Here's what you need to know.

At a quick glance

A more in-depth history lesson

In 2007 an additional £675 million was diverted from National Lottery good causes to pay for infrastructure on the Olympic Park. £425 million of this would otherwise have been distributed by the Big Lottery Fund, mostly to small charities and community groups doing crucial work across the country. Instead, those groups went without vital funding during a period of severe recession and drastic cuts in public spending.

At the time there was significant opposition from the voluntary sector and many MPs to the decision. As a result the then Olympics Minister, Tessa Jowell, promised that the money would be paid back after the Olympics from the proceeds of assets sales. She agreed a Memorandum of Understanding with the then Mayor of London, Ken Livingstone, to agree how the funds would be repaid.

The Conservative-led coalition government amended and formalised the repayment agreement, which has since been reaffirmed by the successive Conservative governments. However, we have been repeatedly told that the money may not come back in full until the 2030s – which we find totally unacceptable.

As shadow Minister for Culture Media and Sport, Theresa May strongly opposed government interference in the Lottery funds, saying before the raid that ‘every pound that the government choose to snaffle in that way is a pound that cannot go to help community groups.’ But despite repeated letters to her and other ministers, the government is still dragging its heels on paying back the Lottery good causes.

The LLDC (London Legacy Development Corporation) now owns the assets, but so far, little has been sold off to reimburse the Lottery – and of course, the Olympic stadium has been signed over to West Ham, one of the richest football clubs in the world, paying a mere £2.5 million a year on a 99-year lease.

We believe that a solution could be reached that would not negatively impact the government balance sheet by taking on the role of creditor and paying back charities now against the future sale of Olympic assets.

Charities and community groups across the UK need this money now, not in twenty years. £425 million would enable up to 42,000 charities to improve the lives of millions of people.

What has the campaign achieved so far?

We’ve gained the support of almost 4,000 individuals and charities and generated national media coverage.
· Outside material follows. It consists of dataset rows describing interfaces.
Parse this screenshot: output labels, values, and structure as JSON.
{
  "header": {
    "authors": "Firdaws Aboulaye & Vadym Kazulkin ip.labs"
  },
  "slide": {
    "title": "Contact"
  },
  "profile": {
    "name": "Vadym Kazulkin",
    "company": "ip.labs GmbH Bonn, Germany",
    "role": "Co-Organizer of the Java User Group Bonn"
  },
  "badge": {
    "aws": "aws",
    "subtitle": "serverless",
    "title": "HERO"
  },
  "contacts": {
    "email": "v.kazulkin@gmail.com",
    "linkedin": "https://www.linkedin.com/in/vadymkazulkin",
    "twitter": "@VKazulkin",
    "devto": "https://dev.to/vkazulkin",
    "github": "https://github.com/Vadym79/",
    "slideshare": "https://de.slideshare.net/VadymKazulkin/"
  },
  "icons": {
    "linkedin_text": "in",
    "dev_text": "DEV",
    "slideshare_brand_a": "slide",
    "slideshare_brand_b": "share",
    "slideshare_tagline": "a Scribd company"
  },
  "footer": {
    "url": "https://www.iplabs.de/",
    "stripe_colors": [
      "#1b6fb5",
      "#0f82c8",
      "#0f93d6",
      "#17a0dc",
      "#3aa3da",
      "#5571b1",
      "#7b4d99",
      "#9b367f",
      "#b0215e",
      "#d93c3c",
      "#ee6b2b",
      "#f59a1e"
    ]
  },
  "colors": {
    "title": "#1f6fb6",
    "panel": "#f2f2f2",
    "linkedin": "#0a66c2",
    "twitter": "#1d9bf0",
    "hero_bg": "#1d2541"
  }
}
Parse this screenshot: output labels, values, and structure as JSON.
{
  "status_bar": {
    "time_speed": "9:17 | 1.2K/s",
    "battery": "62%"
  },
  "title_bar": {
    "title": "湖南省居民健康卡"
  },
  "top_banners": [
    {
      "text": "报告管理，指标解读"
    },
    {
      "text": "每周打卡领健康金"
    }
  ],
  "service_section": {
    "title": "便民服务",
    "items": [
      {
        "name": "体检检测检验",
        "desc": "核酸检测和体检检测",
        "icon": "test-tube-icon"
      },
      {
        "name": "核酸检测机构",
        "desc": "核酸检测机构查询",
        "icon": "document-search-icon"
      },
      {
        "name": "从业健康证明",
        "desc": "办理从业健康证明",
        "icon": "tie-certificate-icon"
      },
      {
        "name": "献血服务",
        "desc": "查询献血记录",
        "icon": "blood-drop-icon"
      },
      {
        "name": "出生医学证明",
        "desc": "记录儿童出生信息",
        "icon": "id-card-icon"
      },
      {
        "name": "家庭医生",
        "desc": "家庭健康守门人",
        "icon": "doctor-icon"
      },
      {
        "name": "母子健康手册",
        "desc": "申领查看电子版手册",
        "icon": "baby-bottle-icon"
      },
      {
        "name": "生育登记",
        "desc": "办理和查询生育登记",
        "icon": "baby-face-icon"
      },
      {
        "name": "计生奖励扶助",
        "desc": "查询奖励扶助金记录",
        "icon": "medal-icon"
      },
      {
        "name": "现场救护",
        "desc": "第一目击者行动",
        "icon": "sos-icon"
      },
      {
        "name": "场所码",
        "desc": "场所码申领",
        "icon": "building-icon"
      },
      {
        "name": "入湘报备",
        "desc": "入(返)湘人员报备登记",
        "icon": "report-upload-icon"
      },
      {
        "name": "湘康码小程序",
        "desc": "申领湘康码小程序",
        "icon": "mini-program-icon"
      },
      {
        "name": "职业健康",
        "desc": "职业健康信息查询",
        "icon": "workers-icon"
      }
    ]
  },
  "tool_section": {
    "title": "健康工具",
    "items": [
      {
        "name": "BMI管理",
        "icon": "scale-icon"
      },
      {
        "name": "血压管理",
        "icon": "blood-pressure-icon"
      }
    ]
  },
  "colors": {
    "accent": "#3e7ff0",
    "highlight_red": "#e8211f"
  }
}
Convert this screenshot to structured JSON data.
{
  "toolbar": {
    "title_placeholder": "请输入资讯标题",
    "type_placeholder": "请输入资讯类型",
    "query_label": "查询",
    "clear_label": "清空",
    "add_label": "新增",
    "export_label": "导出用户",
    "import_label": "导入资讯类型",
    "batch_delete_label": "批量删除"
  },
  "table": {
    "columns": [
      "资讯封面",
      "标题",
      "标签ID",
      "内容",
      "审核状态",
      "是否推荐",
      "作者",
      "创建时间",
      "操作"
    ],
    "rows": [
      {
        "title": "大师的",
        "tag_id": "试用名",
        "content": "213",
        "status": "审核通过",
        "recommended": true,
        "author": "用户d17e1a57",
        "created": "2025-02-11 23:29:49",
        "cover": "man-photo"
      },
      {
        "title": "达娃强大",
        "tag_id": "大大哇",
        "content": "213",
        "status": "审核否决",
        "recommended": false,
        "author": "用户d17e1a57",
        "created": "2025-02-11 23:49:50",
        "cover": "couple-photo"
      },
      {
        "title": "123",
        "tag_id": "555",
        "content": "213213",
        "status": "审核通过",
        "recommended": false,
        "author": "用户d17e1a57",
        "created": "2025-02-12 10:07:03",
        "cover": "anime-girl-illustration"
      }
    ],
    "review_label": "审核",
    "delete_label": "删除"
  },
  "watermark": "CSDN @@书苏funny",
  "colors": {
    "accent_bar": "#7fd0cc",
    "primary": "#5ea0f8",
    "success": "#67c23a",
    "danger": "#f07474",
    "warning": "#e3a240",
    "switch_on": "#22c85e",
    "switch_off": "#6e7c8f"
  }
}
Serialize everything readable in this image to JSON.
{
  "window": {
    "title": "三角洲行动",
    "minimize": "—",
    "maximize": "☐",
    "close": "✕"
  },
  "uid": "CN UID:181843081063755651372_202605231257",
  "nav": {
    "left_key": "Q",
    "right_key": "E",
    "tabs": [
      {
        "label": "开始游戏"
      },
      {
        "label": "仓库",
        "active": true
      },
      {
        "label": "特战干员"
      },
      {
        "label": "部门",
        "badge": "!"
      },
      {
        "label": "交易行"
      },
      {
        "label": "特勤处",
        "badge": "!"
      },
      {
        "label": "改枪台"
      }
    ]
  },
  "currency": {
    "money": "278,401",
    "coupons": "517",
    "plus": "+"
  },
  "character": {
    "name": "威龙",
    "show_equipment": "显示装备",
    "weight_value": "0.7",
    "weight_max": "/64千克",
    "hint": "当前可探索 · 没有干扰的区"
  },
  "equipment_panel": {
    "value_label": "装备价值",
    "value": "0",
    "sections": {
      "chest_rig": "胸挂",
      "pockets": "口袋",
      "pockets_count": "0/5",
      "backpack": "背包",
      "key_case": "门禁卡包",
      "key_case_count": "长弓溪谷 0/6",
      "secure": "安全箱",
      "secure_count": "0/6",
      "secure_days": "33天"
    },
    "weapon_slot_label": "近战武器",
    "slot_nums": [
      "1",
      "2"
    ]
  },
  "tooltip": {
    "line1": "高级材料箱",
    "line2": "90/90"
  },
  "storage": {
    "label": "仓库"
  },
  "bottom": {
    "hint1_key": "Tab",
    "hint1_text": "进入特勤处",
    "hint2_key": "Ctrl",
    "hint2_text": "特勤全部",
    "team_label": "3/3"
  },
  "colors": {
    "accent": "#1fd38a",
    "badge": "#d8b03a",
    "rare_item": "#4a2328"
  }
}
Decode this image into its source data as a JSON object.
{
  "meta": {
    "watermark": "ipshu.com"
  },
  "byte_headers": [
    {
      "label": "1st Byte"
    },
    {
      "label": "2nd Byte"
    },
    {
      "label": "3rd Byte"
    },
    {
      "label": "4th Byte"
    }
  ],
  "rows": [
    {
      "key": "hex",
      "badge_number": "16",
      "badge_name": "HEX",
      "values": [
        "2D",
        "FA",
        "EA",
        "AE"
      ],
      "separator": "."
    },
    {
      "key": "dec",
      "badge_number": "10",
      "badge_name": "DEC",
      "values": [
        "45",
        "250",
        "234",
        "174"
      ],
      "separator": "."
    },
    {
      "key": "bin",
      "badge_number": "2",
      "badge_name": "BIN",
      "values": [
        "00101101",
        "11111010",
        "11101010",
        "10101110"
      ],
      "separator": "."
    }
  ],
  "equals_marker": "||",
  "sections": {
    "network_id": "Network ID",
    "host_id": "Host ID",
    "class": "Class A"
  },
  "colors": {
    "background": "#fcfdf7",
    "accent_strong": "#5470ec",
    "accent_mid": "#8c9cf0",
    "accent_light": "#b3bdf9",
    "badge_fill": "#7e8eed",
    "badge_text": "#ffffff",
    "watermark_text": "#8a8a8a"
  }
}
MPs and MSPs have supported our call for a refund through Early Day Motions and Parliamentary Questions, holding the government to account its repayment schedule.

In October 2015, a credible leak suggested that the then Chancellor was threatening to raid yet another £320m from the Big Lottery in the autumn Spending Review. DSC and other leading charities campaigned in the final weeks before the review to avert this crisis, culminating in the Chancellor announcing in his statement that the Big Lottery Fund would be protected. We’re determined to keep the pressure up to make sure this cannot happen again.